====== Working data

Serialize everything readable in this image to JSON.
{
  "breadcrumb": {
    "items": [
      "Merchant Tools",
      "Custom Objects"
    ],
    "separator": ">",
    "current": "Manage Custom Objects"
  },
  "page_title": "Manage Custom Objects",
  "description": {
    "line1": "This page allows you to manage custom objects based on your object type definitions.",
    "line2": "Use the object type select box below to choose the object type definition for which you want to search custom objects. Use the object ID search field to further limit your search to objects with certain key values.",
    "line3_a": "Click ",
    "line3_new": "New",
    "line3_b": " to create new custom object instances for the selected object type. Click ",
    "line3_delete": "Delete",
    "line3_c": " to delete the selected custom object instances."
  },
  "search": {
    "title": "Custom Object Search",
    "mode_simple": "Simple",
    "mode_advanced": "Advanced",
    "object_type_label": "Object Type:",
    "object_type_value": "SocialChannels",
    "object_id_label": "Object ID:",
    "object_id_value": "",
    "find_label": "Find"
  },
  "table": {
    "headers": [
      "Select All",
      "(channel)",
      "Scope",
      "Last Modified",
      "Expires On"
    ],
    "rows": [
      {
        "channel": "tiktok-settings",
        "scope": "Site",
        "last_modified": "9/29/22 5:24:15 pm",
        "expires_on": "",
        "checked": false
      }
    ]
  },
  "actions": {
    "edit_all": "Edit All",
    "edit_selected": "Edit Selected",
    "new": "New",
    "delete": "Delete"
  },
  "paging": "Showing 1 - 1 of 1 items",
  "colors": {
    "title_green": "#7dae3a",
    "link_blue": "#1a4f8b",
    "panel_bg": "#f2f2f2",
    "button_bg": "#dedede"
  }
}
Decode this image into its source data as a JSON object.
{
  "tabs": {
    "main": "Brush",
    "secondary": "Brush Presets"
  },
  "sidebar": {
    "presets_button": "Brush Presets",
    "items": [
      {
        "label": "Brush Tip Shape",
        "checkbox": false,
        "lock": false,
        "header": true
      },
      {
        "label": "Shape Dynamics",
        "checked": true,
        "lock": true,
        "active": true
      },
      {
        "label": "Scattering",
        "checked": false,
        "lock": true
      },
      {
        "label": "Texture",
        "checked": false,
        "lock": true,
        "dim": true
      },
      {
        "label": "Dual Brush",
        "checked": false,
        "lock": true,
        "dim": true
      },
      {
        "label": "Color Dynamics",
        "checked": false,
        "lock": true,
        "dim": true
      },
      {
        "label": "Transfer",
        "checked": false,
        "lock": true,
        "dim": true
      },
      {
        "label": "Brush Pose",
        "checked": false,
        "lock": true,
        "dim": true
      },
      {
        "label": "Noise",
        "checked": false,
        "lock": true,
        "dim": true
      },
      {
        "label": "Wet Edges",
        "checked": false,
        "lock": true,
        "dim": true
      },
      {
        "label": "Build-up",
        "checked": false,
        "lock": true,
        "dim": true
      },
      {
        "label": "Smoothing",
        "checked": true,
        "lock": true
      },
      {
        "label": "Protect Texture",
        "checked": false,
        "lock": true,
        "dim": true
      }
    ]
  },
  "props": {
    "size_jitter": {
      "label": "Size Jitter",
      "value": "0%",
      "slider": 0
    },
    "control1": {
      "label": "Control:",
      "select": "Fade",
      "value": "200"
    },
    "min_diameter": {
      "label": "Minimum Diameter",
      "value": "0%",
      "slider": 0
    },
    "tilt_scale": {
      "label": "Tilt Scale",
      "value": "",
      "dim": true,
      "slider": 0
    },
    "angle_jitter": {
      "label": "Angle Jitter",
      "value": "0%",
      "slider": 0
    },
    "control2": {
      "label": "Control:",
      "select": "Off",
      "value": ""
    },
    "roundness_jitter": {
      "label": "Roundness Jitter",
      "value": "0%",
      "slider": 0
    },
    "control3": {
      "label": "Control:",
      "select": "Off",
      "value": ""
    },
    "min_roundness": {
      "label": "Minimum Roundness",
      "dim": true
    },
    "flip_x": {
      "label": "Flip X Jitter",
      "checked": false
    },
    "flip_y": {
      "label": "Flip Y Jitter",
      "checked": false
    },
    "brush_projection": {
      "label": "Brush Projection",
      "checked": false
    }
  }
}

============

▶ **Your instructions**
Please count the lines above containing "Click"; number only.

▶ **Response to this exercise**
2